Modernist plazas. Those large vast expanses of concrete often in the heart of a city’s downtown, perhaps lined with an allée of trees, a modernist sculpture, and a water feature.
I have fond memories of spaces like these – running as a child as fast as I could from one end to the other then looking up at skyscrapers that seemed to touch the sky. Wind, air, city smells, all combined to inform of my earliest aesthetic preferences and my professional career in landscape architecture and public art.
Many examples of these plazas include: Boston City Hall, the Christian Science Church in Boston, and Justin Herman Plaza in San Francisco are significant places designed by some of the twentieth-century’s most outstanding designers – Hideo Sasaki and Lawrence Halprin to name a few.
Place is personal. Understanding what informed our earliest memories of spaces helps us understand our preferences in creating new places in conversation with community – people who have all had different life experiences and ideas of what define place.
My liking of modernist plazas is an opinion probably in the minority today. Many deride these spaces as cold, impersonal, inconducive to bringing people together – this often due to a lack of programming.
Like much of our urban infrastructure, these plazas are also in poor shape due to lack of maintenance. Trees have died and been removed leaving square blocks of dirt, bricks, and concrete are cracking with patchwork repairs creating a heel-catching minefield for female pedestrians especially.

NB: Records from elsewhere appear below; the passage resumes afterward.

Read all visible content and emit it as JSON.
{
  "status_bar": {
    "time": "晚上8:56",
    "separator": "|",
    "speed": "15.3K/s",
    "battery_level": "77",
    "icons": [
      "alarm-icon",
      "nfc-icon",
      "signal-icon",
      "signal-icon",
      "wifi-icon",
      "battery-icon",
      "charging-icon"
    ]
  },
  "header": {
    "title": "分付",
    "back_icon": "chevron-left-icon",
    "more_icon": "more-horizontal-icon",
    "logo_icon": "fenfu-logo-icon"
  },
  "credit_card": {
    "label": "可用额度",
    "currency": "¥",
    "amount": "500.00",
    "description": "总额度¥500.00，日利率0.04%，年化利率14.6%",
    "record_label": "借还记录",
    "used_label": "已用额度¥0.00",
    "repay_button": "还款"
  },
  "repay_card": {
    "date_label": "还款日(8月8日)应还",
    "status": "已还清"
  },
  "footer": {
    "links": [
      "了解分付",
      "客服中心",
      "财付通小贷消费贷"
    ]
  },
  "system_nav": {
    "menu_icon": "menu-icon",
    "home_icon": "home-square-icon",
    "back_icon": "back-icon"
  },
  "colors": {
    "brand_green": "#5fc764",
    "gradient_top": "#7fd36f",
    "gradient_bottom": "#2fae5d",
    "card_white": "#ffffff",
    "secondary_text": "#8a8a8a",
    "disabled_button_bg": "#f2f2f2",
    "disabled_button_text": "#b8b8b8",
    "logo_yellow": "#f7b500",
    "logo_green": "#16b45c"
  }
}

The other downside of modernist plazas is that these spaces destroyed places. Neighborhoods like Boston’s West End was a thriving downtown core with a history dating back prior to English settlement. Modernism’s urban renewal ‘sweep’ throughout major cities of the United States was funded through huge federal HUD grants, generating thousands of jobs, as well as establishing an urban design framework now largely outmoded, a scar in urban planning history books.
Today, many former modernist plazas have been redesigned or are undergoing redevelopment.
While urban renewal never consulted the individuals who lived and worked in these spaces, today’s urban design best practices include community input meetings, often mandated by law. These processes vary widely in practice from city to city. Expert facilitation, time, financial resources, and most of all, creativity are key factors in creating successful spaces.
I will purposefully refrain from stating that community input processes create successful places. Place is time-based, not an idea for a grant, a beautiful illustration of what’s to come, or a slick new marketing campaign by a developer.
The over-quoted “if you build it they will come” has been proven an empty slogan with so many failed urban redesign attempts at urban triage. So many additional factors must be addressed to create a successful place. No one single solution ensures success.
I admit, I don’t giddily run through modernist plazas anymore, but I do like to observe how people use and are affected by public space.
This Blog Salon is an opportunity to discuss place.
Please comment and share your examples of your favorite places.
Why are they important to you and are they considered successful in your community? Check back in and see what others have shared.
Let’s collectively create a place in this, public (cyber) space.